Threading the Concept: New Book Explores Learning for the Music Education Classroom

In Threading the Concept: Powerful Learning for the Music Classroom, music educator Debra Gordon Hedden discusses a sensory-oriented way to teaching music.

Hedden’s philosophical approach to teaching general music emphasizes that children need to experience concepts in a variety of ways, and learn best via hands-on instruction.

MENC co-published Threading the Concept with Rowman & Littlefield Education. The book offers background information about the learning process, and it includes lesson templates that act as conceptual models for music classes.

Aimed at both preservice and seasoned music educators, the book describes a pedagogical approach, that emphasizes focus on sensory-oriented conceptual.

The author targets one concept per lesson (e.g., melody), and provides learning experiences in singing, listening, performing, moving, reading/writing, and improvising/composing that focus only on that concept.

MENC members receive a 25% discount off the list price. For ordering and other information, visit Rowman & Littlefield.

Hedden is an associate professor of music education at the University of Kansas in Lawrence. She founded the University of Kansas Youth Chorus and she says she works with her students to help them understand the methods she discusses in the book.

Hedden recently discussed Threading the Concept and her classroom work, which inspired her to create the book.

Q: Where did the term “Threading the Concept” come from?

A: I am familiar with the research on curriculum threads, how subjects link. Also I avidly sew, working with threads, creating patterns. In the music classroom there is a pattern. Look at the big picture of philosophy and curriculum, which leads to the smaller picture of delivering specific lessons. Philosophy, curriculum, lesson planning and lesson delivery are all related. Ultimately, though, all of that has to relate to the variety of ways in which students learn.

Q: You offer an anecdote early in the book about being pulled into a classroom to give the teacher a break and discovered that the third grade class was very unruly compared with the way they were in your class.

A: We were working on math problems, division, and it was interesting to see how different they were.
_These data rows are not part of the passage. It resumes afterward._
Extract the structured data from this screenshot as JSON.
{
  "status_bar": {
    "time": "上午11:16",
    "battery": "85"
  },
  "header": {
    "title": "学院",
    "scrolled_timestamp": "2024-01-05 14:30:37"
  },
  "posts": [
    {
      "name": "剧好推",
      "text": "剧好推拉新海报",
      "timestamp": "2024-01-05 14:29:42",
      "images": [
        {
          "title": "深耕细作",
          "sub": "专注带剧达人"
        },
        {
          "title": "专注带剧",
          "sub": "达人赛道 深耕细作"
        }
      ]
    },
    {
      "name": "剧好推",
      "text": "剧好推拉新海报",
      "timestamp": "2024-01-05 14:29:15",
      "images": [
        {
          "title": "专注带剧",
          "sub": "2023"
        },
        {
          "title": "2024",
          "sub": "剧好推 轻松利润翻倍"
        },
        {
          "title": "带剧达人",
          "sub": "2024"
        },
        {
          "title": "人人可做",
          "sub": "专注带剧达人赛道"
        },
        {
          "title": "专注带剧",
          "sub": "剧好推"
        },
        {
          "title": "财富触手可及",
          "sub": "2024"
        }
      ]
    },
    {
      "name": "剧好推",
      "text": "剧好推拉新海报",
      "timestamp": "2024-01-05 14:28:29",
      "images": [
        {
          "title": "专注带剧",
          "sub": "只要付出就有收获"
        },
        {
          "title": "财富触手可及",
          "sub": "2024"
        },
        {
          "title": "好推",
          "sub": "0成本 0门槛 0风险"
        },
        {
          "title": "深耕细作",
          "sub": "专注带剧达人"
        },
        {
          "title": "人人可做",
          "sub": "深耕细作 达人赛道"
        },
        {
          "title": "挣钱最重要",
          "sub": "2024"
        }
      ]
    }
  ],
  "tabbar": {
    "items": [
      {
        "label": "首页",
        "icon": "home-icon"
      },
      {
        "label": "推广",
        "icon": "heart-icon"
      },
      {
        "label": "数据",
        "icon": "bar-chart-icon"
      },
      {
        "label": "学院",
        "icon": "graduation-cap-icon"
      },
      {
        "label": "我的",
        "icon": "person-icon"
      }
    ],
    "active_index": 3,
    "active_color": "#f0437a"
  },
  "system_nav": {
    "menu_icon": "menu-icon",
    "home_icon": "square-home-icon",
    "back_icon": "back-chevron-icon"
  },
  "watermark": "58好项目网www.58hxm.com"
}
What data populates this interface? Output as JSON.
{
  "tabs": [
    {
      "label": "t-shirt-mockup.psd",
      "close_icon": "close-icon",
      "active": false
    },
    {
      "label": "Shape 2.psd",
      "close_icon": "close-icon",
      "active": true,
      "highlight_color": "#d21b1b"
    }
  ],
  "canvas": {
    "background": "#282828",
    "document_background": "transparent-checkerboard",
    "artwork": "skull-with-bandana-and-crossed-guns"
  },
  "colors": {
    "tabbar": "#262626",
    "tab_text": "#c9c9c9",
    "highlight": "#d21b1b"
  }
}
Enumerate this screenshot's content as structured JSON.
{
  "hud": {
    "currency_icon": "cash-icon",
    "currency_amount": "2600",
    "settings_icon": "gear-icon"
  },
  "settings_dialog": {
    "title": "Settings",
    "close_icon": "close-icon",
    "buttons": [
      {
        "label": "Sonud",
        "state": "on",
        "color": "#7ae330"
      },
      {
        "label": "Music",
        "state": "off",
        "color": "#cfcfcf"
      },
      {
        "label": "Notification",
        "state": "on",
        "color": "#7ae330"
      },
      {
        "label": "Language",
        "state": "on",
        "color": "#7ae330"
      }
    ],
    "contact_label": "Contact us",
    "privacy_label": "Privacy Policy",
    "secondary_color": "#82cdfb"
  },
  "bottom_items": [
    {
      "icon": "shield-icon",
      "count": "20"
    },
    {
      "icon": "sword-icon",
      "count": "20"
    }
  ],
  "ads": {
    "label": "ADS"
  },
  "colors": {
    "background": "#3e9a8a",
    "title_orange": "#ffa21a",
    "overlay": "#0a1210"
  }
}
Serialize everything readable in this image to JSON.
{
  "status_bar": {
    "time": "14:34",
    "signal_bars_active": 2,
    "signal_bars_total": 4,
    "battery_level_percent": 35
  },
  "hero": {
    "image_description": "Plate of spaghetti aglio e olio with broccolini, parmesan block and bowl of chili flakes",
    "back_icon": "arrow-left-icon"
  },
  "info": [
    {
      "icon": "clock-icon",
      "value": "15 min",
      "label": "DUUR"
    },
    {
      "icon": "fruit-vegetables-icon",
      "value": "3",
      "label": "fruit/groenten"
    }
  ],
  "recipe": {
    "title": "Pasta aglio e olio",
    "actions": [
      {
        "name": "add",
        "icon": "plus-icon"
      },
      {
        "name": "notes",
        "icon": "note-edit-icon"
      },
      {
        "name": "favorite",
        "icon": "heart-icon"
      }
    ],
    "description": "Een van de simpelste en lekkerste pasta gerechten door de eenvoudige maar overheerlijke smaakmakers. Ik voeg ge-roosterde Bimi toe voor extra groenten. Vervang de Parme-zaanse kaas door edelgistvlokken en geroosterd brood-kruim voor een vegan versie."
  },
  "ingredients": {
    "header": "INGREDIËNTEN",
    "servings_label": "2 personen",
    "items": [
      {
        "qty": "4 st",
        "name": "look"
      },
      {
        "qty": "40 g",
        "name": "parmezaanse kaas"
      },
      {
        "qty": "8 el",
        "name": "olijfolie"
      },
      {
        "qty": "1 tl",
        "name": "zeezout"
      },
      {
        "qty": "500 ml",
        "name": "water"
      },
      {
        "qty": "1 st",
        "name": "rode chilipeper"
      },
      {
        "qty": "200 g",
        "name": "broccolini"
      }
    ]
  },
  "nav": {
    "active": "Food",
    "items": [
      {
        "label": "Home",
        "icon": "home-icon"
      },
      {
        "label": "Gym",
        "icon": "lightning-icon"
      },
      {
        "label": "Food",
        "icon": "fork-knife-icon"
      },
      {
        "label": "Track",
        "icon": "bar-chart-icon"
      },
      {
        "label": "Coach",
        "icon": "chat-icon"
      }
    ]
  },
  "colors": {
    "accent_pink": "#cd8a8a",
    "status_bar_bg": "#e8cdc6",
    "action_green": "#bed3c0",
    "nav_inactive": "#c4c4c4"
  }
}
The only variable was the content of what they were learning and the teacher involved. It made me wonder why their reactions were different.

Q: You say that if you demand excellence from students they give that back. What advice do offer for new teachers, or perhaps more-experienced teachers who need to establish that kind of atmosphere early in the school year or early in a career?

A: I discovered that I needed to model what I wanted them to do, and they experience learning every step of the way. It is not insanities. They must experience learning how to every step of the way. If you are not consistent, [students] will start looking for loopholes and pick up the cues that are not good. [Students] are good at it in the beginning, but they get better.

Debra Gordon Heddon

Q: What are the primary ways in which students learn music?

A: Through the senses (seeing, hearing and feeling); through performance (singing, moving, reading, creating); through developing an ear for music; and through careful, sequential instruction that enables those concrete experiences to be the basis of abstract, conceptual knowledge.

Q: The lesson plans you offer are based on the National Standards for Music Education. Why do you think it is important to incorporate the Standards into lesson plans?

A: There is great variability among teachers. Some teachers pay a lot of attention to the National Standards, others not as much. The Standards help create comprehensive learning and well-balanced music programs. Teachers can use the Standards and be creative as well.

Q: Why do you think it is important to integrate movement into most learning experiences.

A: Research studies show movement, physical engagement, is the primary way students learn and it has to be a part of every lesson plan… Teachers tend to teach the way they were taught, and that may not be the best way to reach students. We all want to get the best out of students.

Valerie Ann Baker and David L. Gadberry contributed lesson plans for Threading the Concept: Powerful Learning for the Music Classroom.

Rowman & Littlefield Education

MENC Books

Roz Fehr, January 7, 2011 © MENC: The National Association for Music Education